• Noni


The past week had us reflecting on how we spent Easter last year in Sarlat La Caneda, France. At the time, Jamal felt a little lonely, because Easter was such a family time for him, and we were halfway around the world, away from it all. How strange then, that 12 months later COVID-19 has made us feel the same way! Fortunately this region of France is beautiful and home to many joyful festivities, so last Easter is a time we can look back on with happy memories.

When I visit Sarlat for the first time it smells like truffles and mud baked on ancient stones. The summer truffles are laid out like diamonds in the marketplace, men in bottle-green aprons offer a taste of regional foie gras on a circle of bread, and there are musicians breathing life into every corner. Summer is the time for festivities in this medieval town of Perigord Noir.

Midday is for sleeping, escaping the heat that radiates from the yellow sandstone buildings, and evening is for celebration. The town has hardly changed since its medieval hey-day and as you wander the maze of alleys towards the Place de la Liberté it is easy to think yourself lost in another time. Pass by the frilled roofline of the house of renowned philosopher, Etienne de la Boétie, see the wisteria clambering up the Manoir de Gisson, and enjoy the sound of your footsteps on the cobbles.

For the summer season, musicians and street performers come from surrounding regions, and the calibre of talent is beyond measure. You will see fire-breathers, contortionists, magicians, acrobats, and musical ensembles that will give you goosebumps. Like any seasonal spectacle, there will of course be a glut of other tourists to negotiate during a Sarlat summer - but the vibe doesn’t lend itself to a quiet sojourn, and you will most likely find that the crowds of (mainly French) tourists just adds to the festivities in the best possible way.

During my second visit to Sarlat at Easter, the town was much sleepier.
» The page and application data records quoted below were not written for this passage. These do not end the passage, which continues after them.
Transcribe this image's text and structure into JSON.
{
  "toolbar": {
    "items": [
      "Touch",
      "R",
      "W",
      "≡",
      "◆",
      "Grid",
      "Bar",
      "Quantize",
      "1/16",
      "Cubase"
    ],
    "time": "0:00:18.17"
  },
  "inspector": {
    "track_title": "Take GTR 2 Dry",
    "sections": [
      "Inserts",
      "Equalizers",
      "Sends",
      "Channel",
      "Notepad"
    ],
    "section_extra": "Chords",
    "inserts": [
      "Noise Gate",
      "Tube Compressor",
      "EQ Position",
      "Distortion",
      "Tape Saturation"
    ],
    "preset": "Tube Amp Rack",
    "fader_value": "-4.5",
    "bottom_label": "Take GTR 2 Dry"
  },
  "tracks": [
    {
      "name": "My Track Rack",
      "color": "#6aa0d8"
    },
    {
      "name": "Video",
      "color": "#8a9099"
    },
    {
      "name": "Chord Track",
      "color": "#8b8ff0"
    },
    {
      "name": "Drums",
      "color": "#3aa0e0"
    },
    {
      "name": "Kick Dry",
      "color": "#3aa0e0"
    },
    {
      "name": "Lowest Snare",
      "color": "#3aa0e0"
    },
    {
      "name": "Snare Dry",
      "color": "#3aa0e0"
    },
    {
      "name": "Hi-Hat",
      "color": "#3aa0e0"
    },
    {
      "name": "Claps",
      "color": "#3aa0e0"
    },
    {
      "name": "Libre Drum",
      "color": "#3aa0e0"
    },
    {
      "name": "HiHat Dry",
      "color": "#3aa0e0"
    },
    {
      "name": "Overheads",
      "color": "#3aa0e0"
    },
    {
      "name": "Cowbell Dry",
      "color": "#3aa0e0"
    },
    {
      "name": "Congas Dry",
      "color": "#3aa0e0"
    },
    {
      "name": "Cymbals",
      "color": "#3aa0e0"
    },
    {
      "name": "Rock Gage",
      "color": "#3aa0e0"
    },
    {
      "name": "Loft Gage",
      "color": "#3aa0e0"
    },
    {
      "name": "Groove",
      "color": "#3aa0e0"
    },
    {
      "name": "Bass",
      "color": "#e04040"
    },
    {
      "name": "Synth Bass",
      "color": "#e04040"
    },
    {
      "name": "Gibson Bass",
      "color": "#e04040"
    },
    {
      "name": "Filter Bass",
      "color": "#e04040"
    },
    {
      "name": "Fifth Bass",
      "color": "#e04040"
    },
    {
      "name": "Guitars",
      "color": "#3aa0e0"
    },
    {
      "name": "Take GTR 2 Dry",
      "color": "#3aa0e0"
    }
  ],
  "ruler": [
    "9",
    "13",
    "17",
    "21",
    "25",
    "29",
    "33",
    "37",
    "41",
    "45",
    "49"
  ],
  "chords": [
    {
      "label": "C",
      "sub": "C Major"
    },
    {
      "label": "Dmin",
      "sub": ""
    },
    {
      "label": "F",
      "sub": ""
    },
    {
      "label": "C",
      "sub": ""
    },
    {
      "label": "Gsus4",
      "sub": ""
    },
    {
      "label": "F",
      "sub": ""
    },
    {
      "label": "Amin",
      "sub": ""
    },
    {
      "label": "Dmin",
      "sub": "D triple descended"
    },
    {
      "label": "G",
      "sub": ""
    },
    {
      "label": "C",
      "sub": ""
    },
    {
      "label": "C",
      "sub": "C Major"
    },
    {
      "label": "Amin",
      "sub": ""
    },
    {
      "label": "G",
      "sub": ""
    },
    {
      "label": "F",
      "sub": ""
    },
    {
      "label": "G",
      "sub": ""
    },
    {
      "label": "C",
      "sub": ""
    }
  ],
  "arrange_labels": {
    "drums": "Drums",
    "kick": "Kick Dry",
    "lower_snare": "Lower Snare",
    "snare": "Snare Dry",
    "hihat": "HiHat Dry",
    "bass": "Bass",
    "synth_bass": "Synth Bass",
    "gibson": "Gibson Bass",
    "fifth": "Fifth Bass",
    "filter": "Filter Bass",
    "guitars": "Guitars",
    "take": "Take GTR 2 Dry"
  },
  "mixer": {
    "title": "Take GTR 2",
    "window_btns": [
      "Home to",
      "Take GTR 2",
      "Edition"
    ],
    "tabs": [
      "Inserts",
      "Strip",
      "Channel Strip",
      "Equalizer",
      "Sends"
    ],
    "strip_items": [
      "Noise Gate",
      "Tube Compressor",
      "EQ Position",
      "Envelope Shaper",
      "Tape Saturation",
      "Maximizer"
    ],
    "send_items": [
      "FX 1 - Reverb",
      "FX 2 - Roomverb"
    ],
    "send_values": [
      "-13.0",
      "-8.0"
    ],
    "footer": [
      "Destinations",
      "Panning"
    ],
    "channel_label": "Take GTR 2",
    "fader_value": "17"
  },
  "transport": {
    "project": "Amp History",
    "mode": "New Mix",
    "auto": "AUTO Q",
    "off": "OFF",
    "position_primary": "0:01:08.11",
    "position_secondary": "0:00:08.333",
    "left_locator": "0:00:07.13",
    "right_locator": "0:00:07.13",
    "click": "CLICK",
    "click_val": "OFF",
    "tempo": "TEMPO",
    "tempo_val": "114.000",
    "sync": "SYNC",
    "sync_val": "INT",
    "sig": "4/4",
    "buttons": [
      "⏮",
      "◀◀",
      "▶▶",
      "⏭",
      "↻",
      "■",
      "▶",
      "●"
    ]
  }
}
It felt softer and more laid back. You could walk into the best gastronomic restaurants without booking, sip your rosé leisurely without feeling bad for taking up a table and not ordering a whole meal.

At first, I admit, I was a little disappointed that I couldn’t share its festive nature with Jamal, but then we realised it was Easter, and of course, celebratory Sarlat was going to do something special…

Every year Sarlat La Caneda hosts ‘la chasse aux œufs’: a giant Easter Egg hunt, and it’s ridiculous fun. Traditionally, in France, Easter eggs aren’t delivered by a bunny, but by flying bells. The village church bells are silenced on Good Friday to commemorate the death of Christ, and the story goes that they then fly to Rome to be blessed by the Pope. On Easter morning, the bells return, bringing with them the chocolate eggs to be scattered in the gardens of all the children of France before they begin to ring again.

In Sarlat, in the wee hours of the morning before the church bells begin to chime, it is 20 municipal employees that hide over 2000 goose eggs in the 5 districts of the town. The hunt starts around 10am, and we join the small clusters of families making their way towards the centre. It is an overcast day with the threat of rain in the air, but there are still plenty of children with their plaid overcoats, rosy cheeks and straw baskets clutched in excited fingers. The dogs, too, are out in full force, whipping their tails and their ears in all directions. Playful music is chirping from the anachronous speakers positioned on various street corners, and the atmosphere is one of joy.

The eggs are everywhere. They’re big and shiny and bright. Each district is assigned a ‘colour’, green, blue, red, orange or yellow, and they are an exciting way for visitors like us to explore the different parts of the town. Hunt participants (children only, unfortunately for us) must visit all 5 districts to collect one goose egg of each colour. They may exchange their collection for a chocolate goodie bag in the Place de la Liberté at the end of the hunt. In addition, there are 25 golden eggs which, if found, may be exchanged for a giant hamper of regional gastronomic delights. The hamper, filled with foie gras, truffles, and cheese, has us hunting frantically for the flash of gold and considering stealing someone’s child for legitimacy.

Unfortunately, despite exploring each district, we don’t find a golden egg. We return to the Place de la Liberté where the sun has come out at last and a market is in full swing. There is music, face-painting, egg-painting, carts selling fresh tarte tatins... and donkeys. Sleepy Sarlat La Caneda has woken up again, and it is as beautiful as ever.